Asia Markets

Asia markets higher, Trump’s NKorea comments weigh

Asian markets open mixed
Asian markets open mixed

Asian shares were higher on Monday, with Chinese markets closed for holiday, on the first trading day of the new quarter, as traders eye news ahead of Chinese President Xi Jinping's visit to the U.S.

U.S. President Donald Trump told the Financial Times Sunday that the U.S. will take unilateral action to eliminate nuclear threats from North Korea, unless China, one of the hermit state's closest ally, intensifies pressure on Pyongyang.

China's Xi is set to meet with Trump on Thursday and Friday at the latter's Florida Mar-a-Lago golf resort.

Japan's added 0.39 percent or 74 points at 18,983.23. The Bank of Japan's Tankan quarterly survey showed that large Japanese manufacturers' sentiment was up +12, lower compared to a Reuters poll forecast for +14. Japan's service sector saw sentiment improve, up +20.

"For the manufacturing sector, exports are growing especially to the U.S., China and Asia, but I guess people are a bit concerned about what's happening in the U.S.," said Sayuri Shirai, professor at Keio University.

Toshiba shares plunged 5.47 percent on Monday after Reuters reported that the Japanese conglomerate might miss a third deadline to report its quarterly business results.

Across the Korean strait, the Kospi added 0.34 percent or 7.3 points to close at 2,167.51.

South Korea's first digital bank, K Bank, launched on Monday and will allow customers to open a bank account or apply for a loan on customer's smartphones.

Hong Kong's index climbed 0.5 percent by mid-afternoon.

Huishan Dairy shares were suspended on Monday, after its chairman and controlling shareholder sold his shares during the company's plunge last Friday which wiped off more than $4 billion off the market capitalization.

In Australia, the benchmark ASX 200 struggled for most of the session but finished up 0.13 percent or 7.8 points at 5,872.7. Earlier, data showed that February retail sales fell 0.1 percent from January, while approvals to build new homes in February jumped 8.3 percent, beating expectations of a 1 percent drop.

Australian coal haulage group Aurizon Holdings said that damage from Cyclone Debbie in Queensland could mean some rail lines used by miners, including BHP Billiton, could be closed for repairs for more than a month. Shares of Aurizon Holdings were down 1.14 percent, and BHP Billiton slipped 0.17 percent.
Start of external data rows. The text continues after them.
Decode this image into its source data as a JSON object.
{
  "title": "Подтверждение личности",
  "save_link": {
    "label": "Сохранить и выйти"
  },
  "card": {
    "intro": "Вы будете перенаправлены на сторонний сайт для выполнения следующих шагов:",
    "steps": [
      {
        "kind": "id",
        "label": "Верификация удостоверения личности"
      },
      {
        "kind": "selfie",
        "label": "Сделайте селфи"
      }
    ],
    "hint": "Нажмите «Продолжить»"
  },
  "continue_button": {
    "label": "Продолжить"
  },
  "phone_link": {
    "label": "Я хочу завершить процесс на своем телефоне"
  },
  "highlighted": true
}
Over in stateside markets, the fell 0.31 percent to close at 20,663.22, the S&P 500 finished down 0.23 percent to 2,362.72 and the composite was down 0.04 percent to finish at 5,911.74.

The dollar index was trading steady at 100.49 against a basket of currencies. Against the greenback, the yen was at 111.49, down from levels as high as 112.19 seen last Friday, and the Australian dollar slipped to $0.76 from $0.7633 earlier before the data.

In energy news, Iraq assured the Organization of Petroleum Exporting Countries (OPEC) that it will fully comply with an agreement to cut supply, OPEC Secretary General Mohammed Barkindo said on Sunday in Baghdad.

But oil prices slipped on Monday on concerns of increasing shale output in the U.S. which could weigh on the global oversupply.

Global benchmark Brent crude was down 0.24 percent at $53.40 a barrel during Asian trade, and U.S. crude slipped 0.16 percent to $50.52.

Mainland Chinese and Taiwanese markets were shut for public holidays.